The surveys discussed above have been used to assess the impact of MoonKAM and MoonKAM training on teachers and the impact of MoonKAM on students. The surveys have been adapted to evaluate all GRAIL E/PO workshops, Educator Institutes, the MoonKAM content and the MoonKAM experience.

An initial assessment of MoonKAM Educator Institute participants has been imbedded in the on-line registration process. This pre-assessment provides a baseline understanding of the participants’ interest and understanding of STEM content, lunar science, and attitudes towards STEM. Formative evaluation is carried out throughout the Institutes and workshops. At the end of each workshop and Institute, participants complete surveys on appropriateness of content, rating of professional development experience and usefulness of content presented. Approximately six-weeks after each professional development event, participants are contacted with a follow-up survey assessing how MoonKAM materials have been incorporated into their classrooms. . SRS will capture data on all schools registered for MoonKAM through the MoonKAM website, which will give metrics on the number of teachers, students, grade levels and demographics. SRS will adapt surveys developed for their Academies to assess the impact MoonKAM has on teachers and students who participate in the program. We will also track the UCSD undergraduate students who participate in MoonKAM using pre and post surveys as well as monitor the impact MoonKAM has on their post-graduation career choices.

Finally, the SRS technical staff has significant experience in web metrics and analysis and will track usage of the MoonKAM website in regards to content access, MoonKAM image downloads and site usability.



Effectiveness and Impact

Our primary audience is middle school students worldwide and university undergraduate students at UCSD. To date, we have engaged over 100,000 middle school students and over 200 undergraduate students.

Audiences served by GRAIL MoonKAM include:

  • Middle school educators and students (grades 6-8)
  • Higher Education educators and students
  • Afterschool educators and students
  • Informal educators and audiences
  • Underserved and/or underrepresented audiences



Awards and Special Recognition

Members of the MoonKAM Team received two NASA Group Achievement Awards:

NASA Group Achievement Award:

GRAIL MoonKAM Flight Hardware Team.
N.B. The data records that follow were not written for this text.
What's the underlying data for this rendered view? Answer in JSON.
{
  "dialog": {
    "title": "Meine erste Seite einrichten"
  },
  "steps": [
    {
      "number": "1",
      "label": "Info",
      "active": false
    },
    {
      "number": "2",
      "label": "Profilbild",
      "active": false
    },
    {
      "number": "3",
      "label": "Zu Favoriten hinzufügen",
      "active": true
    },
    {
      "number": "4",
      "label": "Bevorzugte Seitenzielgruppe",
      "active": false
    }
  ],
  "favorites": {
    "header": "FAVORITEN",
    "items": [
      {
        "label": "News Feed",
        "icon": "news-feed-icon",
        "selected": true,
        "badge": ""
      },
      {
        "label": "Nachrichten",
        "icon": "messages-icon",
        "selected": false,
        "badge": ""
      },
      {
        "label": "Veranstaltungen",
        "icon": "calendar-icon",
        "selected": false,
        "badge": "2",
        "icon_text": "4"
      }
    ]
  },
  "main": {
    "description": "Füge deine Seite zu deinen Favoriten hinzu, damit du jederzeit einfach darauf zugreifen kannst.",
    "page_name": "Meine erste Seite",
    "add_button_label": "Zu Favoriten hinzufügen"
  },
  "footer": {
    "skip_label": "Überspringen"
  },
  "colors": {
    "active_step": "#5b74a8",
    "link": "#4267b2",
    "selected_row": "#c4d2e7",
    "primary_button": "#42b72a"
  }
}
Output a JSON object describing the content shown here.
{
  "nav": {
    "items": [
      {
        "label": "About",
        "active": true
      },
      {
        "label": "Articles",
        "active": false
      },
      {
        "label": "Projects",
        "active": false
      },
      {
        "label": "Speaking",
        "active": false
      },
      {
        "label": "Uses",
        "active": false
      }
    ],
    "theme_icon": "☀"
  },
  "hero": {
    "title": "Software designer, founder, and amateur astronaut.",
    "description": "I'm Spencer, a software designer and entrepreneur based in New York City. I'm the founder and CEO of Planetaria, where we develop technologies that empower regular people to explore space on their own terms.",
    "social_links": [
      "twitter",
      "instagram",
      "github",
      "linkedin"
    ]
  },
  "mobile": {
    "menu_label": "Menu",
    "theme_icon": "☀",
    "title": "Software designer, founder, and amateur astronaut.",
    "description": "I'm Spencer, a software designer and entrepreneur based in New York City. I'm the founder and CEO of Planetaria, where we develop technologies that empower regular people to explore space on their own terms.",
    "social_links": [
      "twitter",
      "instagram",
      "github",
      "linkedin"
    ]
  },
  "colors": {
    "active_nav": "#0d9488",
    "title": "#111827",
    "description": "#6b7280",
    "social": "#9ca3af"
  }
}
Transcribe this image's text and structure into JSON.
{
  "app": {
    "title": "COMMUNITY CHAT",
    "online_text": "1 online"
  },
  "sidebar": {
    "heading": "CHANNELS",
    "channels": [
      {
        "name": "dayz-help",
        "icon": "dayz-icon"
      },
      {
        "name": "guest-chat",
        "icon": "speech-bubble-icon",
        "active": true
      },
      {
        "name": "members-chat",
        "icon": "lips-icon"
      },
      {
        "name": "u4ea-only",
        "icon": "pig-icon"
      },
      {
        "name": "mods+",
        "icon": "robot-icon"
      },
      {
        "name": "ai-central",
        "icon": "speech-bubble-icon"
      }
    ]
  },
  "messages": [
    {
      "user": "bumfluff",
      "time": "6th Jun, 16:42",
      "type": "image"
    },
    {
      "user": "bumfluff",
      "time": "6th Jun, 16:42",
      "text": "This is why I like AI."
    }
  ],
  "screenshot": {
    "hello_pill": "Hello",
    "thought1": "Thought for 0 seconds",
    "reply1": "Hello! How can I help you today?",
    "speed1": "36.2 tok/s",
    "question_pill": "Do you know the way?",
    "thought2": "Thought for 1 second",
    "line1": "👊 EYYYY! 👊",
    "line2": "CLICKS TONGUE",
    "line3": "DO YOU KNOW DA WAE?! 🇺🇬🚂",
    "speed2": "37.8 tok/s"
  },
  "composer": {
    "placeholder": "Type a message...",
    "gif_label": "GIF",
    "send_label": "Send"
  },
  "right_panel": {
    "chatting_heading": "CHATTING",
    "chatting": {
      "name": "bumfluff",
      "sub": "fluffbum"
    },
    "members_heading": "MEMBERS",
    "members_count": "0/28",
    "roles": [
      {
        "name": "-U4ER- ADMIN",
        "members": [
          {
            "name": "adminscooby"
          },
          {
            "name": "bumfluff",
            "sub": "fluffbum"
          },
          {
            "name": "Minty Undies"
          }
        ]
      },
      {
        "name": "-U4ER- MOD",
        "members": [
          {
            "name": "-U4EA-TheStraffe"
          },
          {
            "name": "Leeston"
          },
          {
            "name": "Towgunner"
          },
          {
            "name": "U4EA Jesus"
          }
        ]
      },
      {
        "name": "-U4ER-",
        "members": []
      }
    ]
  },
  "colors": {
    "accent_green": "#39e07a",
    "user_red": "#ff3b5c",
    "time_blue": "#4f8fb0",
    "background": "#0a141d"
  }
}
For outstanding performance in providing the MoonKAM, an exceptional Education and Public Outreach resource onboard the GRAIL spacecraft, to NASA at an affordable cost.

NASA Group Achievement Award:

GRAIL Mission Operations System Design Team. For exceptional achievement in developing the highly successful mission operations system used by GRAIL to reach the lunar orbit phases.